### [TRY IT]
Every line in the data below that has the word "JSON" should be returned.

[Records from a dataset]
=-=-=-=-=
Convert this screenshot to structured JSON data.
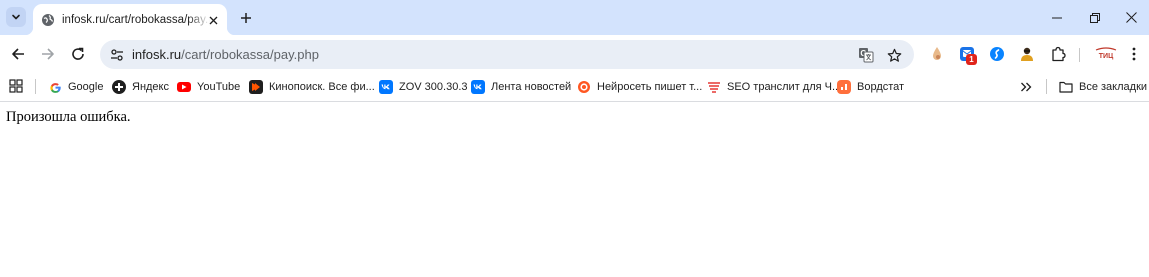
{
  "tab": {
    "title": "infosk.ru/cart/robokassa/pay.php",
    "new_tab_symbol": "+"
  },
  "omnibox": {
    "host": "infosk.ru",
    "path": "/cart/robokassa/pay.php"
  },
  "extensions": {
    "badge_count": "1",
    "red_ext_label": "ТИЦ"
  },
  "bookmarks": {
    "items": [
      {
        "label": "Google",
        "icon": "google-icon"
      },
      {
        "label": "Яндекс",
        "icon": "yandex-icon"
      },
      {
        "label": "YouTube",
        "icon": "youtube-icon"
      },
      {
        "label": "Кинопоиск. Все фи...",
        "icon": "kinopoisk-icon"
      },
      {
        "label": "ZOV 300.30.3",
        "icon": "vk-icon"
      },
      {
        "label": "Лента новостей",
        "icon": "vk-icon"
      },
      {
        "label": "Нейросеть пишет т...",
        "icon": "neuro-icon"
      },
      {
        "label": "SEO транслит для Ч...",
        "icon": "seo-icon"
      },
      {
        "label": "Вордстат",
        "icon": "wordstat-icon"
      }
    ],
    "all_bookmarks_label": "Все закладки"
  },
  "page": {
    "message": "Произошла ошибка."
  },
  "colors": {
    "tabstrip": "#d3e3fd",
    "omnibox": "#e9eef6",
    "vk": "#0077ff",
    "youtube": "#ff0000",
    "kinopoisk": "#ff5500"
  }
}
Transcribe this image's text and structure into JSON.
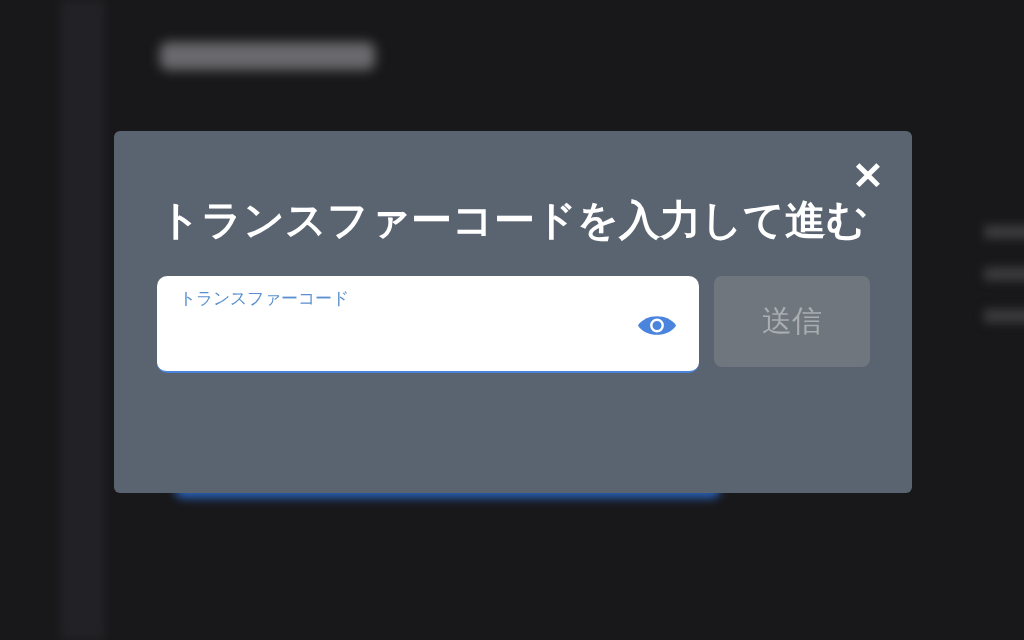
{
  "dialog": {
    "title": "トランスファーコードを入力して進む",
    "close": "✕",
    "field": {
      "placeholder": "トランスファーコード"
    },
    "submit": {
      "label": "送信",
      "disabled": true
    }
  }
}
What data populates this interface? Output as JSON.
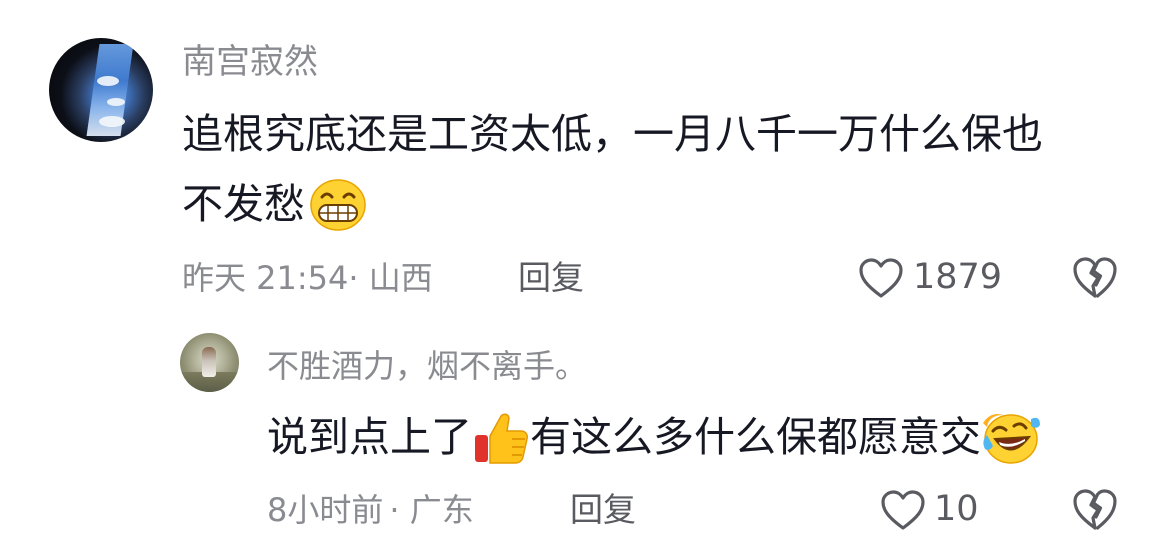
{
  "comment": {
    "username": "南宫寂然",
    "text_line1": "追根究底还是工资太低，一月八千一万什么保也",
    "text_line2": "不发愁",
    "emoji": "grinning-face-emoji",
    "time": "昨天 21:54",
    "location": "· 山西",
    "reply_label": "回复",
    "like_count": "1879",
    "like_icon": "heart-icon",
    "dislike_icon": "broken-heart-icon"
  },
  "reply": {
    "username": "不胜酒力，烟不离手。",
    "text_part1": "说到点上了",
    "emoji1": "thumbs-up-emoji",
    "text_part2": "有这么多什么保都愿意交",
    "emoji2": "rolling-laughing-emoji",
    "time": "8小时前",
    "location": "· 广东",
    "reply_label": "回复",
    "like_count": "10",
    "like_icon": "heart-icon",
    "dislike_icon": "broken-heart-icon"
  },
  "colors": {
    "text": "#161823",
    "meta": "#8a8b91",
    "action": "#5a5b61",
    "background": "#ffffff"
  }
}
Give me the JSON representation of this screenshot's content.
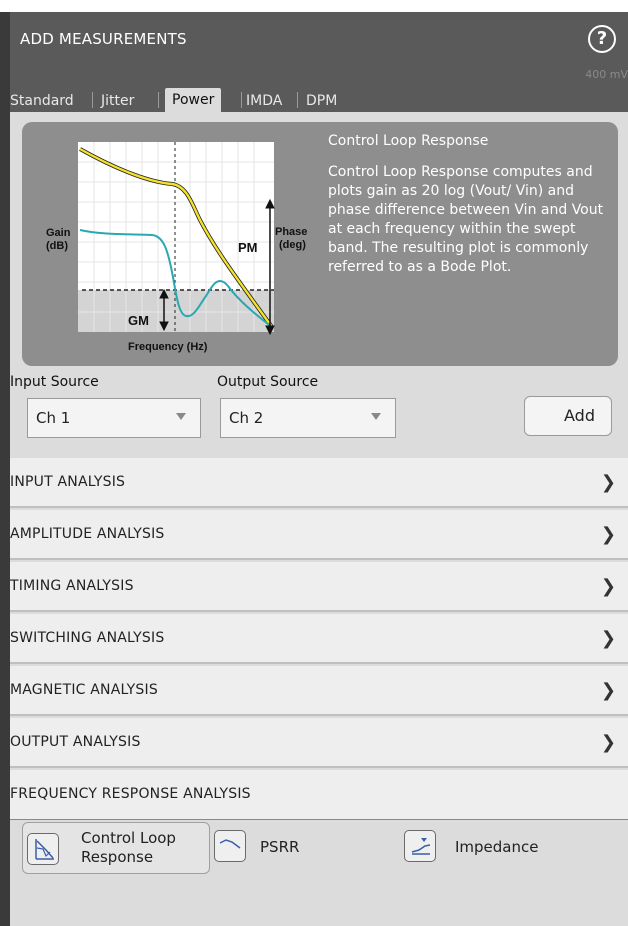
{
  "header": {
    "title": "ADD MEASUREMENTS",
    "help_icon": "question-circle-icon",
    "ghost_text": "400 mV"
  },
  "tabs": [
    {
      "label": "Standard",
      "active": false
    },
    {
      "label": "Jitter",
      "active": false
    },
    {
      "label": "Power",
      "active": true
    },
    {
      "label": "IMDA",
      "active": false
    },
    {
      "label": "DPM",
      "active": false
    }
  ],
  "info": {
    "title": "Control Loop Response",
    "description": "Control Loop Response computes and plots gain as 20 log (Vout/ Vin) and phase difference between Vin and Vout at each frequency within the swept band. The resulting plot is commonly referred to as a Bode Plot.",
    "diagram": {
      "gain_label_1": "Gain",
      "gain_label_2": "(dB)",
      "phase_label_1": "Phase",
      "phase_label_2": "(deg)",
      "pm_label": "PM",
      "gm_label": "GM",
      "x_label": "Frequency (Hz)"
    }
  },
  "sources": {
    "input_label": "Input Source",
    "input_value": "Ch 1",
    "output_label": "Output Source",
    "output_value": "Ch 2",
    "add_label": "Add"
  },
  "sections": [
    {
      "label": "INPUT ANALYSIS"
    },
    {
      "label": "AMPLITUDE ANALYSIS"
    },
    {
      "label": "TIMING ANALYSIS"
    },
    {
      "label": "SWITCHING ANALYSIS"
    },
    {
      "label": "MAGNETIC ANALYSIS"
    },
    {
      "label": "OUTPUT ANALYSIS"
    }
  ],
  "frequency_section": {
    "label": "FREQUENCY RESPONSE ANALYSIS",
    "items": [
      {
        "label_1": "Control Loop",
        "label_2": "Response",
        "icon": "control-loop-icon"
      },
      {
        "label": "PSRR",
        "icon": "psrr-icon"
      },
      {
        "label": "Impedance",
        "icon": "impedance-icon"
      }
    ]
  },
  "colors": {
    "header_bg": "#5a5a5a",
    "info_bg": "#8e8e8e",
    "gain_curve": "#f3e12c",
    "phase_curve": "#2aa8b0"
  }
}
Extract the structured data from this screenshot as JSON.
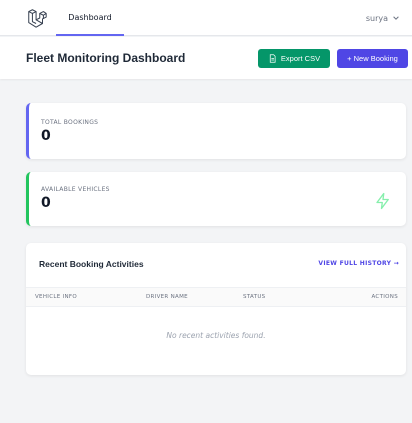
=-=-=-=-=
### [SOLUTION FOR THIS TASK]
Convert this screenshot to structured JSON data.
Transcribe this image's text and structure into JSON.
What data populates this interface? Output as JSON.
Give me the JSON representation of this screenshot's content.
Extract the structured data from this screenshot as JSON.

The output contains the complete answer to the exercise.